Ask anyone who knows the history of puzzles, “Who was the greatest puzzle inventor of all time?,” and the answer will probably be Sam Loyd. The American puzzle genius lived from 1841 to 1911. His output was so prodigious — in quantity, quality, variety, and sheer inventiveness — that he is widely known as “the Puzzle King.” Every maker of puzzles who has followed him, including England’s Henry Ernest Dudeney and Japan’s Kobon Fujimura and Nob Yoshigahara, has owed a large debt to Loyd.
Born on January 30, 1841, in Philadelphia, Samuel Loyd showed an early aptitude for chess — but more as a designer of problems than as a player.
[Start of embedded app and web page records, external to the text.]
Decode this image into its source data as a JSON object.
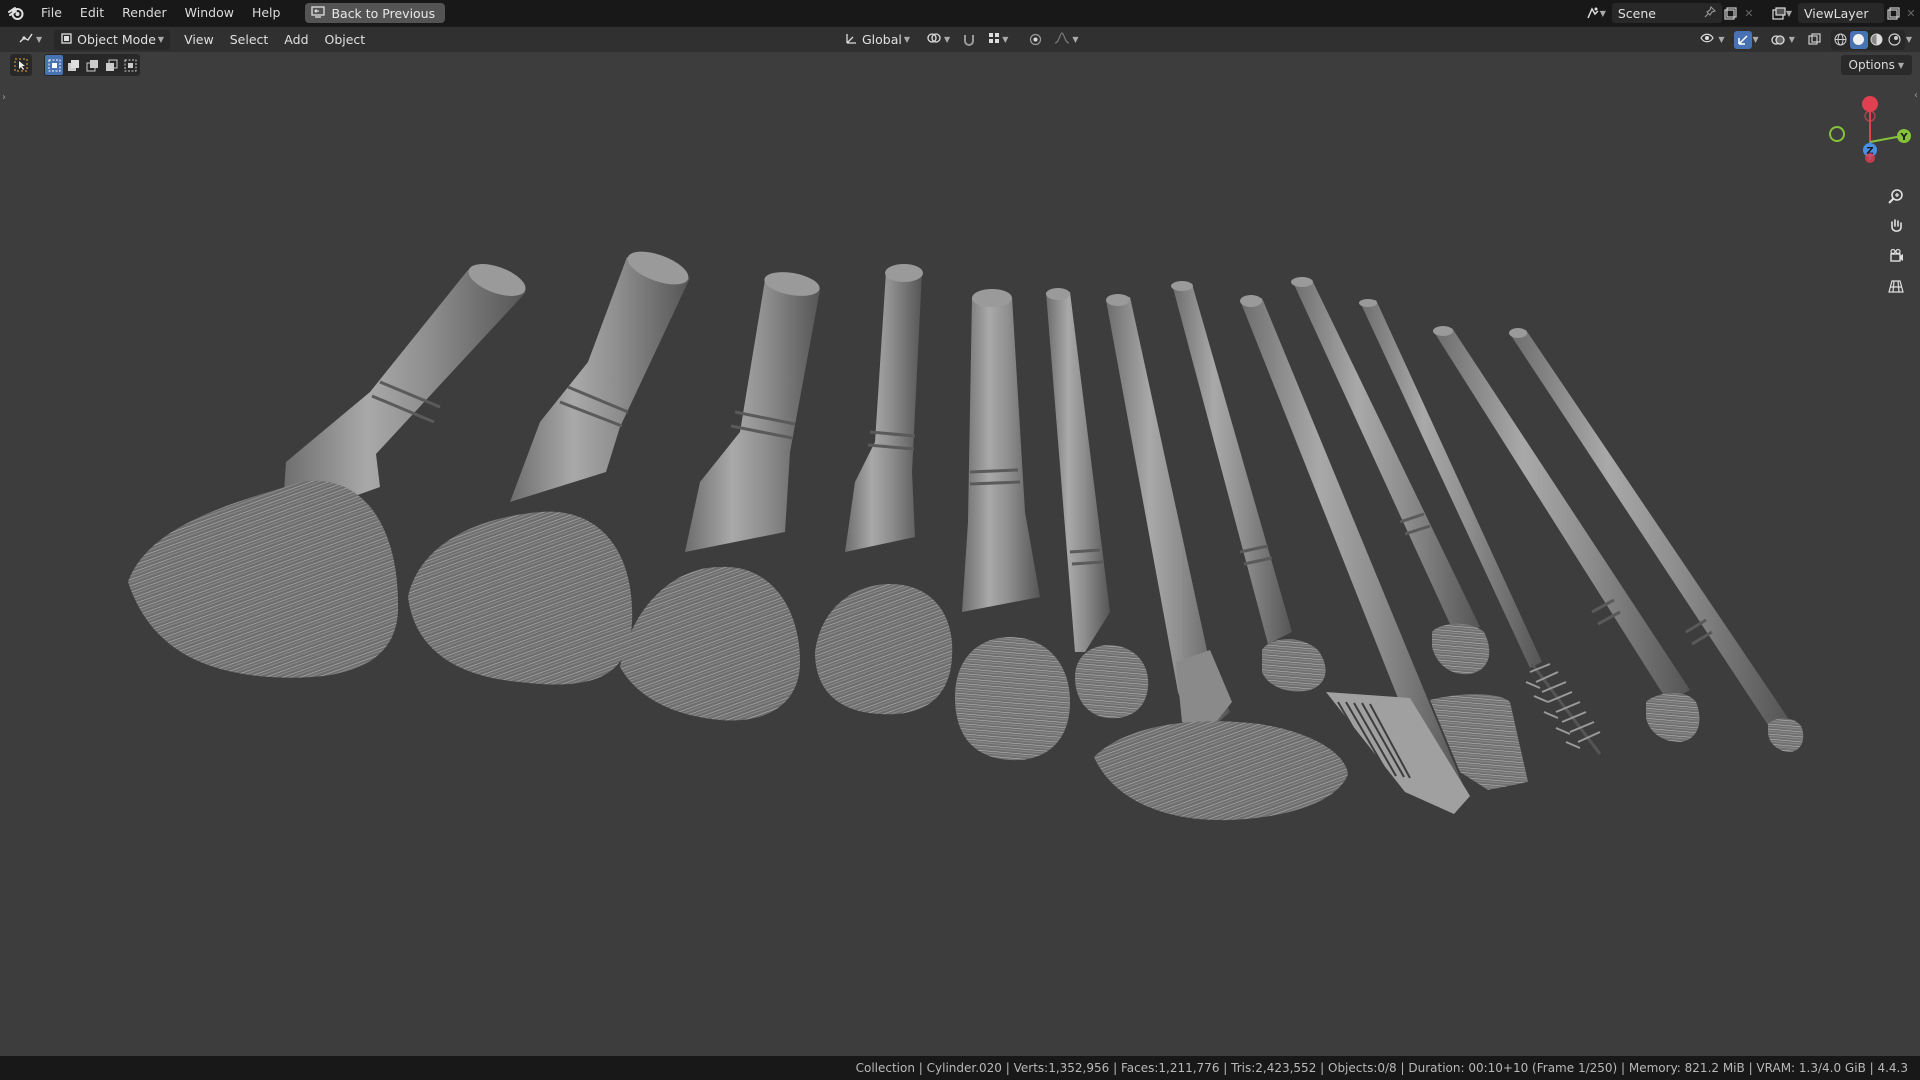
{
  "topbar": {
    "menu": [
      "File",
      "Edit",
      "Render",
      "Window",
      "Help"
    ],
    "back_button": "Back to Previous",
    "scene": "Scene",
    "view_layer": "ViewLayer"
  },
  "viewport_header": {
    "mode": "Object Mode",
    "menu": [
      "View",
      "Select",
      "Add",
      "Object"
    ],
    "orientation": "Global"
  },
  "viewport": {
    "options_label": "Options",
    "gizmo_axes": [
      "X",
      "Y",
      "Z"
    ]
  },
  "status": {
    "text": "Collection | Cylinder.020 | Verts:1,352,956 | Faces:1,211,776 | Tris:2,423,552 | Objects:0/8 | Duration: 00:10+10 (Frame 1/250) | Memory: 821.2 MiB | VRAM: 1.3/4.0 GiB | 4.4.3"
  },
  "colors": {
    "accent": "#4772b3",
    "viewport_bg": "#3d3d3d",
    "x_axis": "#e0404f",
    "y_axis": "#86c23a",
    "z_axis": "#4a8fe6"
  }
}
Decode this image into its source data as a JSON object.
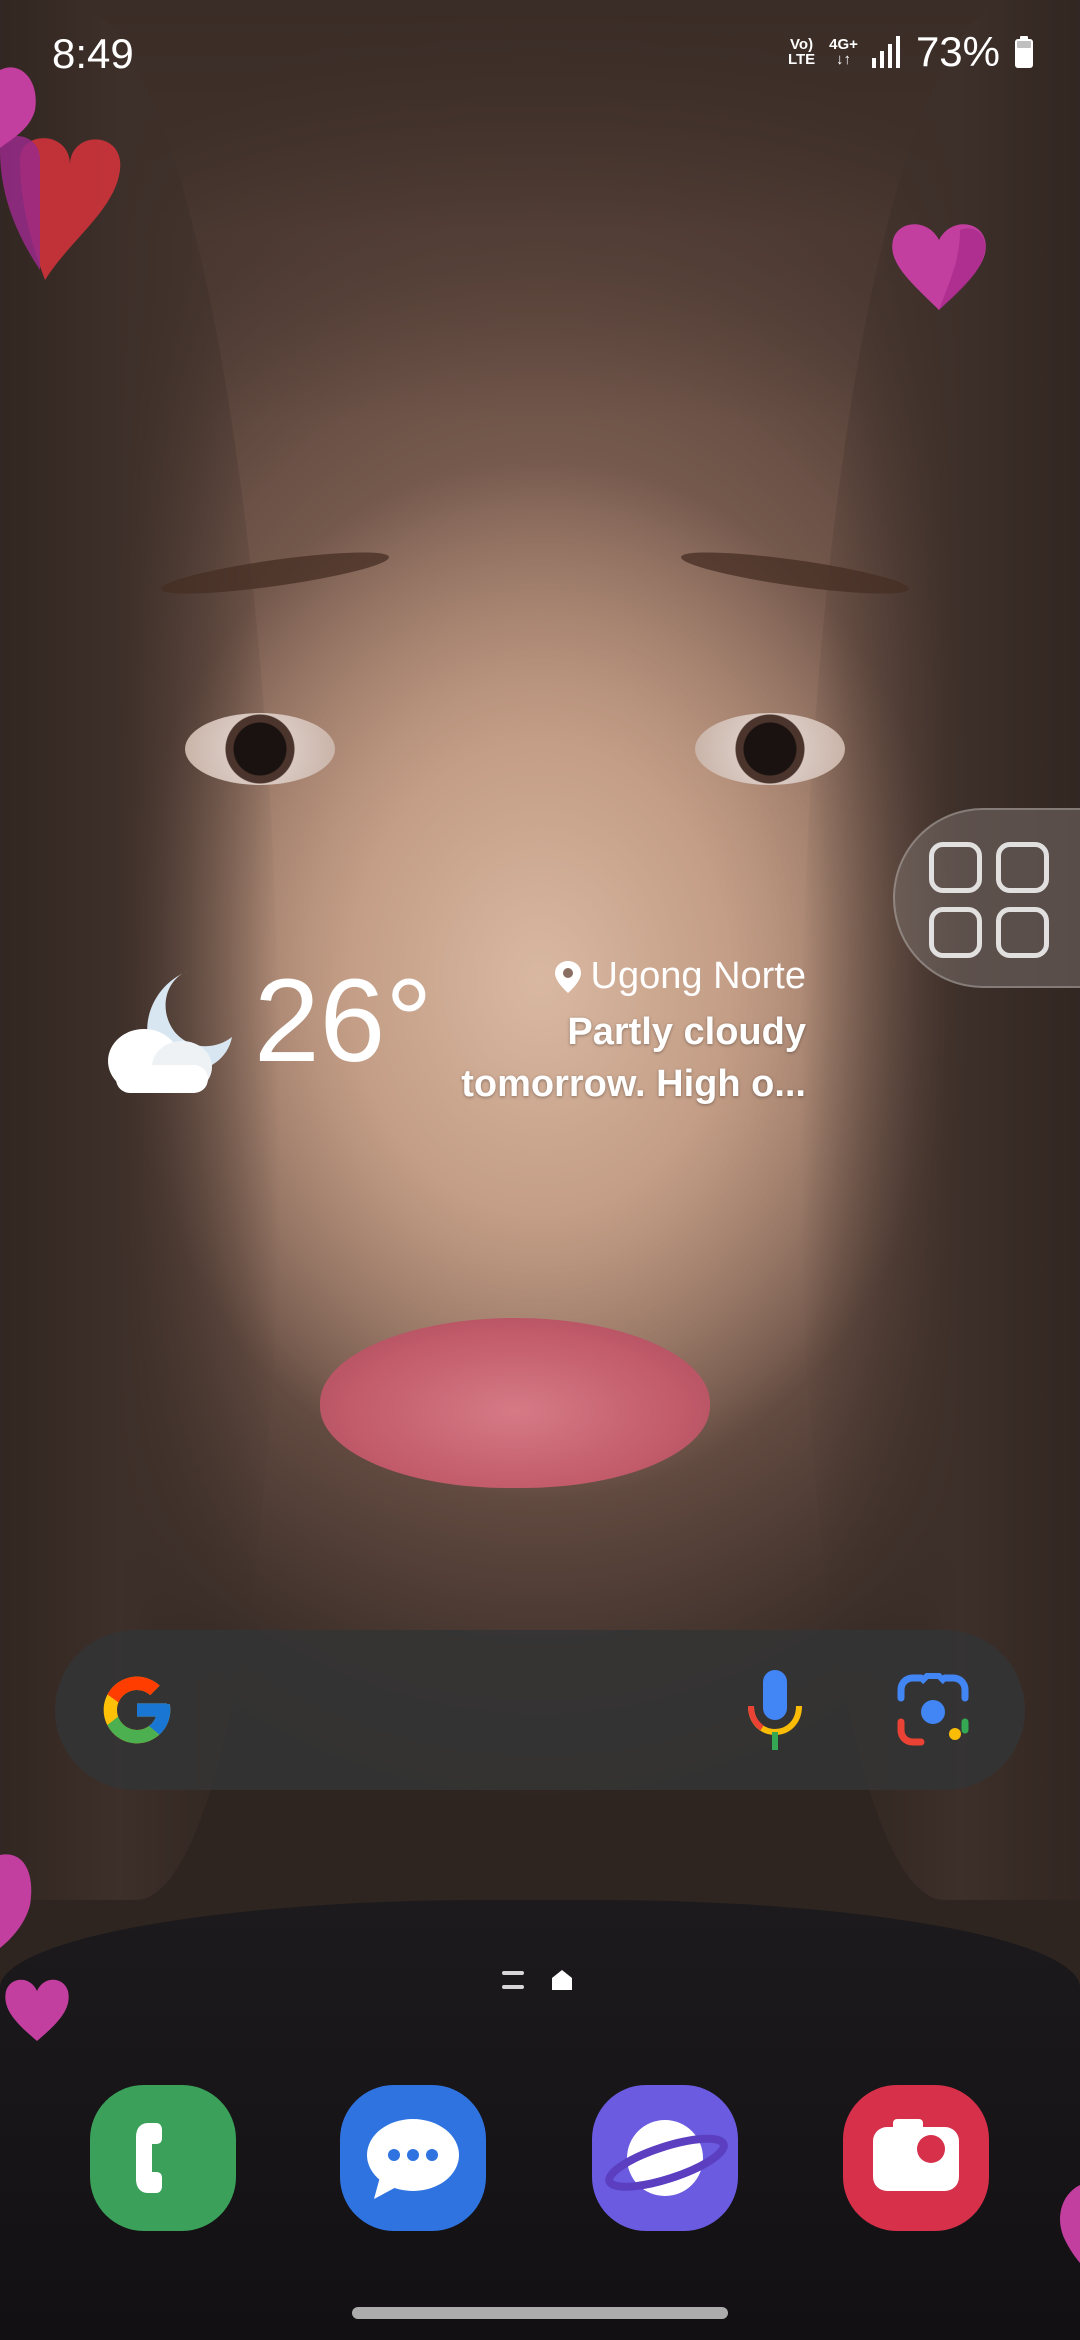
{
  "status_bar": {
    "time": "8:49",
    "volte_top": "Vo)",
    "volte_bottom": "LTE",
    "network_type": "4G+",
    "network_arrows": "↓↑",
    "battery_percent": "73%"
  },
  "weather": {
    "temperature": "26°",
    "location": "Ugong Norte",
    "forecast_line1": "Partly cloudy",
    "forecast_line2": "tomorrow. High o...",
    "icon": "partly-cloudy-night-icon"
  },
  "search_bar": {
    "logo": "google-g-icon",
    "mic_icon": "microphone-icon",
    "lens_icon": "google-lens-icon"
  },
  "dock": {
    "apps": [
      {
        "name": "Phone",
        "icon": "phone-icon",
        "color": "#3aa05a"
      },
      {
        "name": "Messages",
        "icon": "chat-bubble-icon",
        "color": "#2f73e0"
      },
      {
        "name": "Internet",
        "icon": "planet-icon",
        "color": "#6a5be0"
      },
      {
        "name": "Camera",
        "icon": "camera-icon",
        "color": "#d6304a"
      }
    ]
  },
  "edge_panel": {
    "icon": "app-grid-icon"
  },
  "colors": {
    "heart_pink": "#c23fa0",
    "heart_red": "#d8343c"
  }
}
He published his first chess problem at the age of 14 and became problem editor for the prestigious Chess Monthly when he was 16. By his late teens he was recognized as one of the most brilliant creators of chess problems in the country.
Loyd’s career in puzzles started around 1868, when he invented the classic “Trick Donkeys,” the first of his many puzzles on advertising cards. The card was to be cut into three pieces — two of them with donkeys and a third piece with a pair of jockeys. The object was to place the jockeys on the donkeys so the jockeys appear to be riding. The puzzle looks maddeningly simple, but almost no one ever does it without seeing the solution. The puzzle was distributed by the millions — including by the great circus impresario P. T. Barnum. It is said to have made Loyd wealthy.
In the 1890s, as cards declined as an advertising medium and mass-circulation newspapers and magazines appeared, Loyd turned his attention to these media. His original puzzles were published in newspapers like the Brooklyn Daily Eagle, New York Journal, San Francisco Examiner, Boston Herald, Philadelphia Inquirer, Chicago Record-Herald, and dozens of others. His most widely-read column ran monthly in the Woman’s Home Companion magazine from 1904 until his death in 1911.
Many of these puzzles are still solved today. For example, almost everyone has seen the nine-dot puzzle:
. . .
. . .
. . .
… in which the object is to link all nine dots using the fewest straight lines without lifting the pencil from the paper. This was first published by Loyd in 1903. The puzzle has a simple solution, using four straight lines [shown tk-where], which almost nobody finds on the first try. It was Loyd’s ingenious solution that gave rise to the modern phrase “thinking outside the box.”
The above publications formed the basis of Loyd’s posthumous Cyclopedia of 5,000 Puzzles, Tricks and Conundrums (1914), which Martin Gardner — the master of recreational mathematics — once described as “the largest, most exciting collection of puzzles ever assembled between the covers of one volume.”
Sam Loyd was an inspiration to me personally, when I was growing up and first contemplating a puzzle career. I bought two paperback collections of Loyd’s puzzles, edited by Gardner, and was entranced by their elegance, the humor of the instructions, and the lure of the illustrations. Loyd had a way of taking a novel mathematical principle and dressing it up with a story, often accompanying it with a picture, and producing something that was both challenging to solve and yet broadly appealing. It’s very hard to do both things at once.
Will Shortz is the crossword editor of The New York Times, the founder of the World Puzzle Championship, and the author/editor of more than 500 puzzle books. He has been collecting original copies of Sam Loyd puzzles for more than 30 years.